Heaven Is A Real Place
I know people who don’t believe in heaven. Do we have proof of it?
I’ve met those unbelieving folks, too. They are the same ones who don’t believe in hell either. Their belief systems allow them to live in a here-and-now reality where there is no afterlife and no eternity. No consequences of behavior either, of course. They see their lives as a finite existence that simply ends when they die. The great sadness here is that heaven is explicitly described in the Christian Bible (we even have the blueprints) and many people have experienced it and lived to tell us all about it. There are numerous proofs! Yet millions of people disagree.
Our brothers and sisters in Judaism (Jesus’ heritage) nix the existence of any afterlife whatsoever even though the Bible discusses “Sheol” in numerous places in the books of Moses. Sheol was a hellish, holding tank for non-believers until Jesus came and “set the captives free” (Luke 4:18, Ephesians 4:9.) Jews refute the belief that Christ’s sacrifice provided an entrance into heaven, leastwise emptying Sheol and shutting it down, so I suppose they ignore Sheol’s mention in their belief system since, perhaps acknowledging it prompts uncomfortable questions about salvation.
Scientologists also refute the existence of heaven and hell, which doesn’t surprise anyone familiar with their colorful doctrine that calls a human soul a “thetan” which supposedly comes from extraterrestrial beings in outer space. Right. Moving on.
Oddly, the folks who line up with the Christian understanding of heaven and hell are the Muslims. They believe in both places, using different rhetoric about it and of course radically different criteria for getting in (murdering Christians, for example, sends one to heaven.) Yet they do acknowledge a paradise afterlife, etc.
Before I delve into the detailed, biblical descriptions of heaven which reassures us of the place, size and purpose, I want to share a couple of surprising statistics I unearthed while digging into your question:
The Pew Research polls, which are routinely distributed among the population, discovered in 2014 that people who identify themselves as Christians don’t always believe in heaven. They asked 2,300 folks a series of questions about their Christian belief system which revealed that 37% of Baby Boomers (ages 65+) don’t believe in heaven. And Generation-X (ages 50-64) reject heaven’s existence at a rate of 27%. Of those percentages, 68% of them are white and 54% are male. Clearly this explains why our mainline churches are filled with women whose husbands are missing-in-action on Sunday morning. When a person cherry-picks God’s decrees; a general respect for the Almighty’s wishes usually suffers also. God did indeed establish a day of rest, but he said it like this: “Remember the Sabbath day, to keep it holy” (Exodus 20:8, NASB.) I’m not so sure bass-fishing, coffee-sipping and hammock-snoozes are the only things God wanted accomplished on Sunday mornings.

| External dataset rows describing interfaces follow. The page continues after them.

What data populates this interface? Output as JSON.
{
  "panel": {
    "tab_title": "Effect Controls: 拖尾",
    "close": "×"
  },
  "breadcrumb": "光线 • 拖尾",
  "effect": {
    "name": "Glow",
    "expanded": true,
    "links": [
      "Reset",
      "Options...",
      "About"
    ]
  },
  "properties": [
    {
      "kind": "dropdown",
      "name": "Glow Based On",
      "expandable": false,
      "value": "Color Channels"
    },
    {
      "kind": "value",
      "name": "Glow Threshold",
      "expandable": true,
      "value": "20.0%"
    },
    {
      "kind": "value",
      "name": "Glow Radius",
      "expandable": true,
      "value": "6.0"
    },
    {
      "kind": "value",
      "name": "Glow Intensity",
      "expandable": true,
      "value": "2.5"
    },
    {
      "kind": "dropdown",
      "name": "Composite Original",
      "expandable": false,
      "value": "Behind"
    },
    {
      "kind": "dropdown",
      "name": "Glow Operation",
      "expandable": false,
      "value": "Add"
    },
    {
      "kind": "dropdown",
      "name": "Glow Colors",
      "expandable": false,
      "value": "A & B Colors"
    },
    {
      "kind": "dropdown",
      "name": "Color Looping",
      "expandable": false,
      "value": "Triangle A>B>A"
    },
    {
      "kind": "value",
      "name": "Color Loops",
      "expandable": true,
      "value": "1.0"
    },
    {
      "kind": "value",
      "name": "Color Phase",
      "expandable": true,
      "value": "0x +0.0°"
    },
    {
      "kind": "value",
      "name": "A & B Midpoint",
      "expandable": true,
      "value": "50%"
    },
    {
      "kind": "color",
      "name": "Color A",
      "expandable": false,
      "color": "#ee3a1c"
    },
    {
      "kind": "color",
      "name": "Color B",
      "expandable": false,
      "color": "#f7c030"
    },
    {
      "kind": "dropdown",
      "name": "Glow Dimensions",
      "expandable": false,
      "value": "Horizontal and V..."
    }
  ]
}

Contrary to those hopeless folks who don’t believe what God promises us in heaven, the Bible explains it in detail. I’ll give you a smattering of the splendor:
“The city is pure gold, clear as crystal, and its wall is made of jasper. The twelve foundations of the wall are adorned with every kind of precious stone—the first was jasper, the second sapphire, the third agate, the fourth emerald, the fifth onyx, the sixth carnelian, the seventh yellow quartz, the eighth beryl, the ninth topaz, the tenth green quartz, the eleventh turquoise, and the twelfth amethyst. The twelve gates are twelve pearls—each gate made of one pearl. And the street of the city is pure gold, clear as crystal. The city has no need for the sun or moon to shine, for the glory of God is its light, and its lamp is the Lamb. Evil will not enter, nor anyone who does what is abhorrent or deceitful, but only those whose names are written in the Book of Life of the Lamb” Revelation 21:18-21, 23, 27 TPT.)
The Bible has plenty to say about this incredible location of reward and final rest. I’m planning to spend my life helping people get there.
Do you have a question or comment for Pastor Adrienne? Send your inquiries to: firstname.lastname@example.org or write to P.O. Box 214, Harrison, OH 45030. For more information and resources, please visit the “Ask Pastor Adrienne” YouTube channel for sermons and insights.